Activity |
Every line containing the string "title" should be returned from the records.

Information provided section start

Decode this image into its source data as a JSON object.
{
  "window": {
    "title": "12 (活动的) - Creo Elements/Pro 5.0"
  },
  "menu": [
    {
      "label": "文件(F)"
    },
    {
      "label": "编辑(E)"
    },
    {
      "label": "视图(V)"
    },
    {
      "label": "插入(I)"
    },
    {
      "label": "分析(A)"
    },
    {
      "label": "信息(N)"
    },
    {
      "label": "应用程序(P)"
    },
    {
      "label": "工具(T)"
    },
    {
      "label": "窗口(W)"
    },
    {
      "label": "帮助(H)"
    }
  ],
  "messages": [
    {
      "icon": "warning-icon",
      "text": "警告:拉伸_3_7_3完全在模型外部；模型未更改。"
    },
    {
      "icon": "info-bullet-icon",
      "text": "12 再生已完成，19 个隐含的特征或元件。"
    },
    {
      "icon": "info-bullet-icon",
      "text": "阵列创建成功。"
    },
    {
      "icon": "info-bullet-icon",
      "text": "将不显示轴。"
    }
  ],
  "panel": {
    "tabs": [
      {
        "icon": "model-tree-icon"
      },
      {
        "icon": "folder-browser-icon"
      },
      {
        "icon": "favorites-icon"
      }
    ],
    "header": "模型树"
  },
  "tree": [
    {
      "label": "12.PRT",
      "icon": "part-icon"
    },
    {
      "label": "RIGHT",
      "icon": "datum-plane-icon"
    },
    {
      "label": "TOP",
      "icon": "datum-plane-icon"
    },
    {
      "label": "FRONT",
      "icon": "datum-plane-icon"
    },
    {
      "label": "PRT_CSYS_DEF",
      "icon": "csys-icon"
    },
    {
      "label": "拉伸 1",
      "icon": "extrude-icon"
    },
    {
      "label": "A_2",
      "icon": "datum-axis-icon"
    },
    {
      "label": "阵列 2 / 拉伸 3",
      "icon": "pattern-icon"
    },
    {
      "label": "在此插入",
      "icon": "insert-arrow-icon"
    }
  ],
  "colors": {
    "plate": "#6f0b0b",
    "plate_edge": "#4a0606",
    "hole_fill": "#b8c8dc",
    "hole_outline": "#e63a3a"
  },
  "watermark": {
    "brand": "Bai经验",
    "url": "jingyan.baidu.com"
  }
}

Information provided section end
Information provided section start

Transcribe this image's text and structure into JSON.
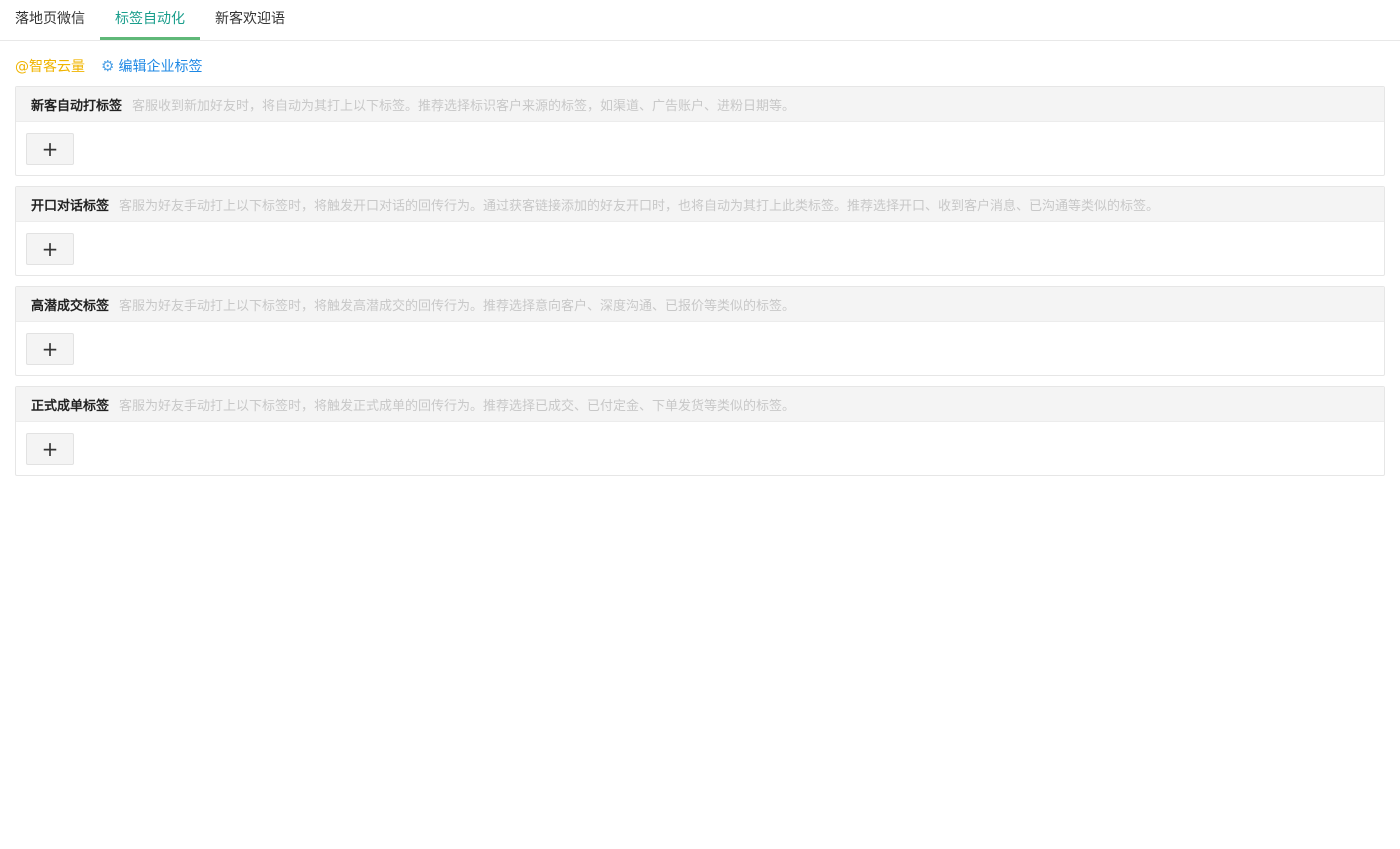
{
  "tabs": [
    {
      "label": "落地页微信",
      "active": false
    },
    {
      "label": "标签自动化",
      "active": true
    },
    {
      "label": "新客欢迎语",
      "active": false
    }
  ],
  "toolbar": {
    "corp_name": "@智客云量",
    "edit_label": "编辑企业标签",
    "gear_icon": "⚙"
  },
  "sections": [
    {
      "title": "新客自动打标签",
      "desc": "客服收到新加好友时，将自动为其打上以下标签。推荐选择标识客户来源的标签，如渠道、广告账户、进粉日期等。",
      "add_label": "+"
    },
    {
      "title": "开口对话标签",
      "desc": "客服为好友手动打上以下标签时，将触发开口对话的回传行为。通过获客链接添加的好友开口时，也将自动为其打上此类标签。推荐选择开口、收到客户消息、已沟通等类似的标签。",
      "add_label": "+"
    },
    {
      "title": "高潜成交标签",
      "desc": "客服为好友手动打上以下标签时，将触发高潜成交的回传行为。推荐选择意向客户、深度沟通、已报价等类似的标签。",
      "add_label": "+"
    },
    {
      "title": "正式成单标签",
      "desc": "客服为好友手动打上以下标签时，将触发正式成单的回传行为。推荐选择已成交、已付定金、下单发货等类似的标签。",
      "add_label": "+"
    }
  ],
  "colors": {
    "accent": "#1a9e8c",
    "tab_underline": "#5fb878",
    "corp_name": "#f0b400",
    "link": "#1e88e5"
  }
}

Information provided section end
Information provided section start

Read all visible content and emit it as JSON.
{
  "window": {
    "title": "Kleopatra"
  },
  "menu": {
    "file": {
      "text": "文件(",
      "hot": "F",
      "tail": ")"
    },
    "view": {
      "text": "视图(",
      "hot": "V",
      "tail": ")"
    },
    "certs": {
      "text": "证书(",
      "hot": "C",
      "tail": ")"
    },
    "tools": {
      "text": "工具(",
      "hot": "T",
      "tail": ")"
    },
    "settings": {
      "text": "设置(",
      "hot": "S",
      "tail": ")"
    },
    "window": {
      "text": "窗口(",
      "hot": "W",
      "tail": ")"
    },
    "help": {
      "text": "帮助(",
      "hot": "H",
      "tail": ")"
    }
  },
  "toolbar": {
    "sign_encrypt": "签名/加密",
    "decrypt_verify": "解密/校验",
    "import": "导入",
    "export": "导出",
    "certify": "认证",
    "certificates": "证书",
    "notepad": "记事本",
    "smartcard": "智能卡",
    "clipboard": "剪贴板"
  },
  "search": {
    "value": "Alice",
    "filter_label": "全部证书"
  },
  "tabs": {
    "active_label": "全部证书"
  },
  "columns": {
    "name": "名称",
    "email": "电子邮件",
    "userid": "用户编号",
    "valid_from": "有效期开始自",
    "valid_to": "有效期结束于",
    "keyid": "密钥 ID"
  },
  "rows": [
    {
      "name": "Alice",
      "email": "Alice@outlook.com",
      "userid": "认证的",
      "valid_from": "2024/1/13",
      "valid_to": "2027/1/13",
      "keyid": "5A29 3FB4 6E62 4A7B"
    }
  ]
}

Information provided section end

Completed task |
    "title": "12 (活动的) - Creo Elements/Pro 5.0"
      "title": "新客自动打标签",
      "title": "开口对话标签",
      "title": "高潜成交标签",
      "title": "正式成单标签",
    "title": "Kleopatra"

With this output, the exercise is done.